A Great Thermal Descent – November (mean temperature: 30 F) displayed great beginning-to-end weather contrasts, from mild Indian Summer early to brutal arctic cold late. Balmy weather ruled the first week, with clear skies and calm winds, afternoon readings reaching as high as 63 F on the 3rd. Temperatures continued mild through mid-month, afternoons mostly in the upper 40’s, a 24-hour rain occurring on the 9th. On the 16th, an eight-day spell of trademark November overcast and dreary weather set in, afternoon temperatures declining into the 30’s, and prelude to the second premature arctic invasion in three years, a six-inch snowstorm blew through on the 24th, the mercury plunging in its wake to minus 6 F on the 26th. Following passage of another, weaker storm, an even colder blast swept in, the post thermometer registering -23 F on the morning of the 30th, coldest November reading here locally for another 53 years.
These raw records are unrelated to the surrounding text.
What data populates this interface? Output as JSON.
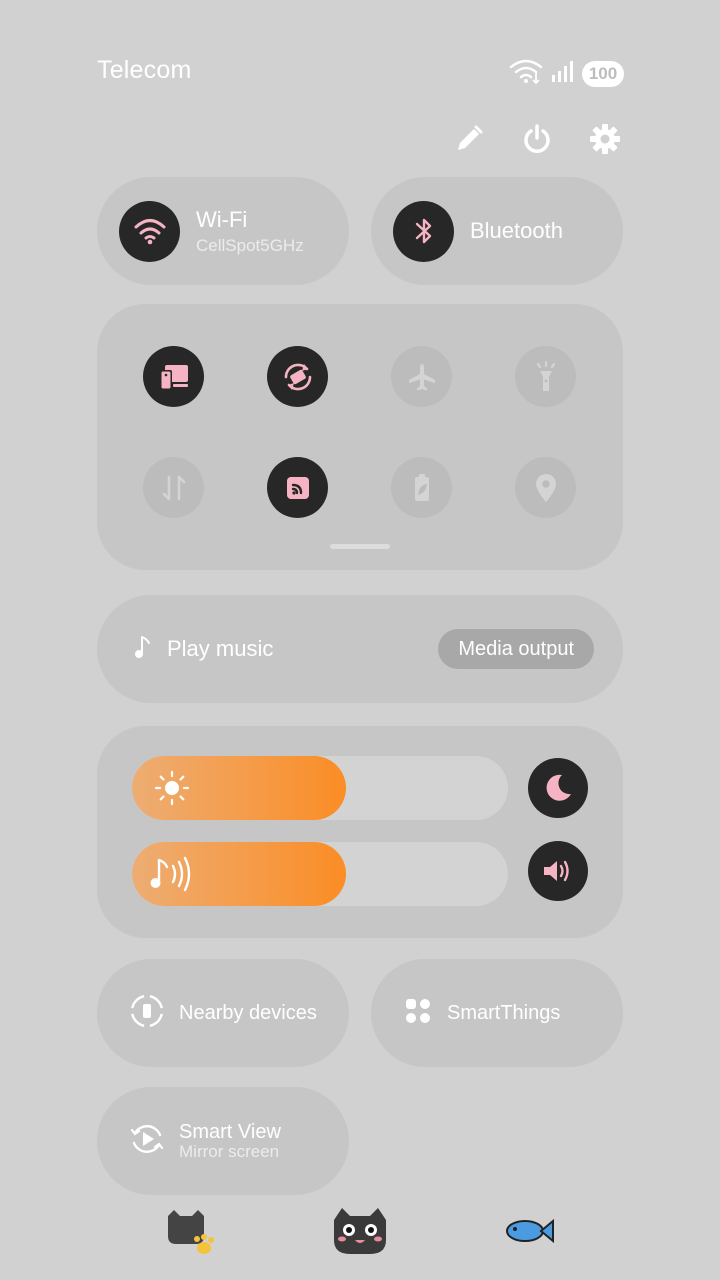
{
  "status_bar": {
    "carrier": "Telecom",
    "battery": "100",
    "icons": [
      "wifi-icon",
      "signal-icon",
      "battery-icon"
    ]
  },
  "top_actions": [
    "edit-pencil-icon",
    "power-icon",
    "settings-gear-icon"
  ],
  "tiles": {
    "wifi": {
      "title": "Wi-Fi",
      "subtitle": "CellSpot5GHz",
      "active": true
    },
    "bluetooth": {
      "title": "Bluetooth",
      "active": true
    }
  },
  "quick_grid": [
    {
      "icon": "screen-share-icon",
      "active": true
    },
    {
      "icon": "auto-rotate-icon",
      "active": true
    },
    {
      "icon": "airplane-icon",
      "active": false
    },
    {
      "icon": "flashlight-icon",
      "active": false
    },
    {
      "icon": "mobile-data-icon",
      "active": false
    },
    {
      "icon": "nfc-icon",
      "active": true
    },
    {
      "icon": "power-saving-icon",
      "active": false
    },
    {
      "icon": "location-icon",
      "active": false
    }
  ],
  "media": {
    "label": "Play music",
    "output_button": "Media output"
  },
  "sliders": {
    "brightness": {
      "level": 0.57,
      "icon": "sun-icon"
    },
    "volume": {
      "level": 0.57,
      "icon": "music-note-icon"
    },
    "night_mode_icon": "moon-icon",
    "sound_icon": "speaker-icon"
  },
  "bottom_tiles": {
    "nearby": {
      "label": "Nearby devices"
    },
    "smartthings": {
      "label": "SmartThings"
    },
    "smartview": {
      "title": "Smart View",
      "subtitle": "Mirror screen"
    }
  },
  "colors": {
    "background": "#d1d1d1",
    "panel": "#c6c6c6",
    "active_circle": "#272727",
    "accent_pink": "#f5b3c3",
    "slider_fill_start": "#edad73",
    "slider_fill_end": "#fb8d25"
  }
}
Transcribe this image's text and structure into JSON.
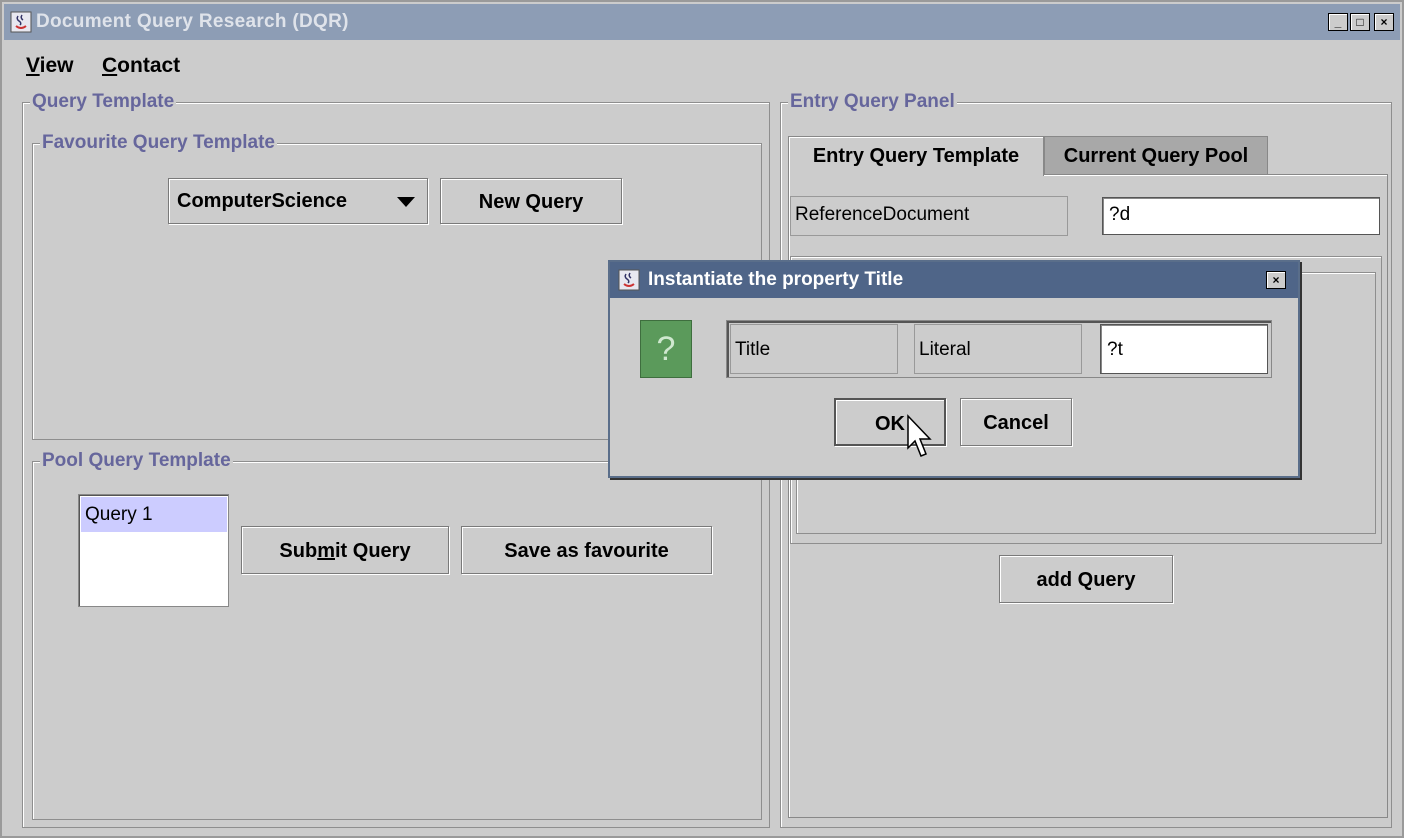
{
  "window": {
    "title": "Document Query Research (DQR)",
    "controls": {
      "minimize": "_",
      "maximize": "□",
      "close": "×"
    }
  },
  "menu": {
    "items": [
      {
        "label": "View",
        "mnemonic": "V",
        "rest": "iew"
      },
      {
        "label": "Contact",
        "mnemonic": "C",
        "rest": "ontact"
      }
    ]
  },
  "query_template": {
    "title": "Query Template",
    "favourite": {
      "title": "Favourite Query Template",
      "combo_value": "ComputerScience",
      "new_query_label": "New Query"
    },
    "pool": {
      "title": "Pool Query Template",
      "list_items": [
        "Query 1"
      ],
      "selected_index": 0,
      "submit_label_pre": "Sub",
      "submit_label_mn": "m",
      "submit_label_post": "it Query",
      "save_label": "Save as favourite"
    }
  },
  "entry_panel": {
    "title": "Entry Query Panel",
    "tabs": [
      {
        "label": "Entry Query Template",
        "active": true
      },
      {
        "label": "Current Query Pool",
        "active": false
      }
    ],
    "reference_label": "ReferenceDocument",
    "reference_value": "?d",
    "add_query_label": "add Query"
  },
  "dialog": {
    "title": "Instantiate the property Title",
    "icon": "question-icon",
    "property": "Title",
    "type": "Literal",
    "value": "?t",
    "ok_label": "OK",
    "cancel_label": "Cancel"
  },
  "colors": {
    "titlebar": "#8d9db5",
    "dialog_titlebar": "#4f6588",
    "border_title": "#66669c",
    "selection": "#ccccff",
    "question_icon_bg": "#5b9a5b"
  }
}
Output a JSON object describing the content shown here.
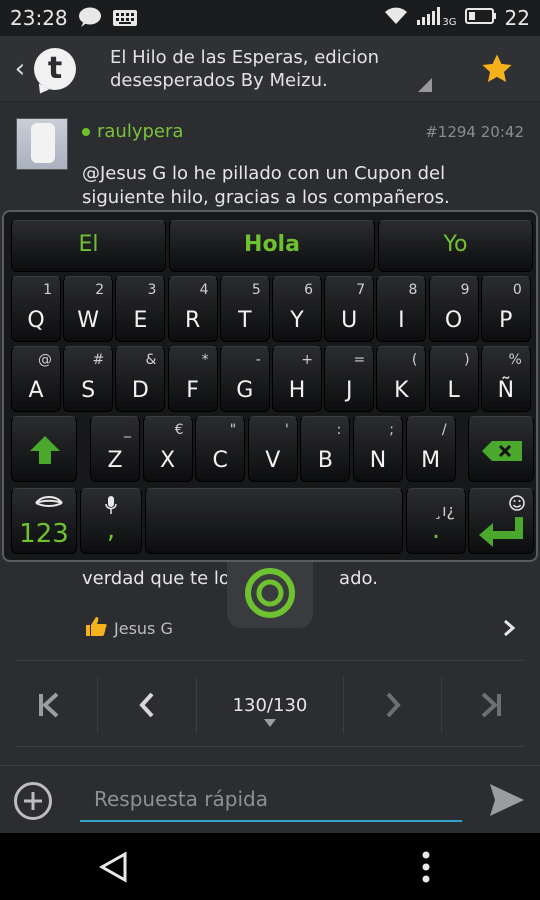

Amazingly, the bitter cold intensified even further over December’s opening days, the mercury at 7AM of the 2nd noted at -25 F, recovering to just minus 12 F by 2PM (both these readings about 40 F colder than “normal” for the date). On this same afternoon, Fort Howard (Green Bay, Wisconsin) noted -10 F and Fort Crawford -11 F. This introduced the coldest December ever to be recorded in the local vicinity (mean temperature: 2 F). Some 25 days had at least one subzero temperature reading with roughly half with “fresh” or “high” winds. A sudden but fleeting thaw did set in over the 9th-12th, afternoon temperatures reaching the upper 30’s to the mid-40’s on each day, but an abrupt cold wave then swept through on the night of the 12th, setting the stage for arctic cold predominance over the rest of the month. Just one day got warmer than 20 F over the reamainig nineteen, all but two of the mornings below zero. At 7AM of the 23rd, the Post thermometer registered 29 F below, coldest December temperature here for another 33 years. While not as cold in the mean as January 1820, December 1822’s frequent “fresh” and “high” wind days undoubtedly rendered it a much colder feeling and dangerous month than the former.